Moreover, the movie’s main character is a down-on-his-luck shoeshine man (Andre Wilms), who plies his trade at Le Havre’s railroad station.
Despite its sometimes dreary settings, Le Havre is anything but depressing. In a quiet and undemonstrative way that challenges all the slam-bang notions of commercial cinema, Kaurismaki celebrates the simple decency that brings Wilms’ Marcel into contact with a boy from Gabon (Blondin Miguel).
Miguels’ Idrissa escapes from the police when they open a shipping container that’s being used to smuggle illegal immigrants out of Gabon. Idrissa had been traveling with his grandfather, who was aiming for London, where he hoped to reunite the boy with his mother.
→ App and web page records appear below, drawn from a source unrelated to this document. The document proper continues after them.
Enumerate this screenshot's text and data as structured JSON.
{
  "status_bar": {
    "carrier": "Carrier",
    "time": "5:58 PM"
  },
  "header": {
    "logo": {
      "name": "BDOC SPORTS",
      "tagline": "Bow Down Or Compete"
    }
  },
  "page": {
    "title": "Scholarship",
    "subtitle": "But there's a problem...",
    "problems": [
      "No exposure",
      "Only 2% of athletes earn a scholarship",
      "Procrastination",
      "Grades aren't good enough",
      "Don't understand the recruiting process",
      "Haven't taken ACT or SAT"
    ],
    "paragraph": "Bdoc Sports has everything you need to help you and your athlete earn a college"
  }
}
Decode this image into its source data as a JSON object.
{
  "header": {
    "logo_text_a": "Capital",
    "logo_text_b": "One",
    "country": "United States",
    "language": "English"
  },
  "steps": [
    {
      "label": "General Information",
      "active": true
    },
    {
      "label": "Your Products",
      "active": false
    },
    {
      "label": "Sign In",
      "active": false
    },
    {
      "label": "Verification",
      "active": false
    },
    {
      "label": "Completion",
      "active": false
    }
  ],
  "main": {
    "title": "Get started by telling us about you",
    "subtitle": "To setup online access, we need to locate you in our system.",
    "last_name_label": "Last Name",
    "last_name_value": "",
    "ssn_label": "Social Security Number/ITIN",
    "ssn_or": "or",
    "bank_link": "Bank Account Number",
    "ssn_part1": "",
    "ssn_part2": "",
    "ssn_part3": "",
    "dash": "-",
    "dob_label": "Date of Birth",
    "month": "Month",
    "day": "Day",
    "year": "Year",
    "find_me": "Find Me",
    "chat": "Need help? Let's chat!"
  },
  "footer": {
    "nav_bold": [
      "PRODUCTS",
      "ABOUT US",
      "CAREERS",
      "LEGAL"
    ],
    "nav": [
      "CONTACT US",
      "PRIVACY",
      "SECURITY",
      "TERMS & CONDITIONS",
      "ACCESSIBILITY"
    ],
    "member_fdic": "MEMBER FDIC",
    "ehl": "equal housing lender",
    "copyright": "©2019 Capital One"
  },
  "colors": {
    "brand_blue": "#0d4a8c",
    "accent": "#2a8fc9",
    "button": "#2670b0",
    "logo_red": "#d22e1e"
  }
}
For Marcel, helping Idrissa involves little hesitation; he simply does what he deems necessary, hiding Idrissa and making efforts to help him reach London.
Idrissa becomes Marcel’s responsibility, even though the shoeshine man’s wife (Kati Outinen) is hospitalized amid dire forecasts about her prospects.
Marcel’s endeavors win the support of many of the neighborhood locals, including the woman who runs the bread store and the guy who sells produce, folks who normally fret over how much money Marcel owes them.
True to the movie’s unembellished spirit, Idrissa is neither unbearably cute nor strikingly handsome. He’s an ordinary kid who sometimes ignores Marcel’s pleas that he not leave the house.
Marcel, of course, knows that there are those who would turn Idrissa in. He also fears that a local detective — a dour-looking Jean-Pierre Darroussin – won’t rest until he finds the kid who eluded the authorities that took Idrissa’s fellow travelers into custody.
Le Havre adopts a particularly interesting attitude about illegal immigration. Rather than stoking the fires of lower-class resentment, Kaurismaki shows us characters that favor a relaxed approach to the law, perhaps because they don’t always view it as an ally and perhaps because they simply want to do the right thing.
And, oh yes, Kaurismaki finds a way to include the work of aging French rocker Roberto Piazza — also known as Little Bob — in the movie. Little Bob brings a strange but invigorating exuberance to the proceedings.
Kaurismaki seems to have decided to reward Marcel’s decency with a near-miraculous end-of-picture twist that would have capsized a more manipulative movie. Le Havre, on the other hand, stays afloat because Kaurismaki seems to think that if a thing is worth stating, it will survive understatement.
If Le Havre is a fantasy, so be it. What could be more pleasing (or quietly instructive) in these wretched times than a fantasy in which people behave decently, going the extra mile for someone in need of help? Without resorting to emotional blackmail, Kaurismaki warms the heart. His movie encourages us to respond to kindness.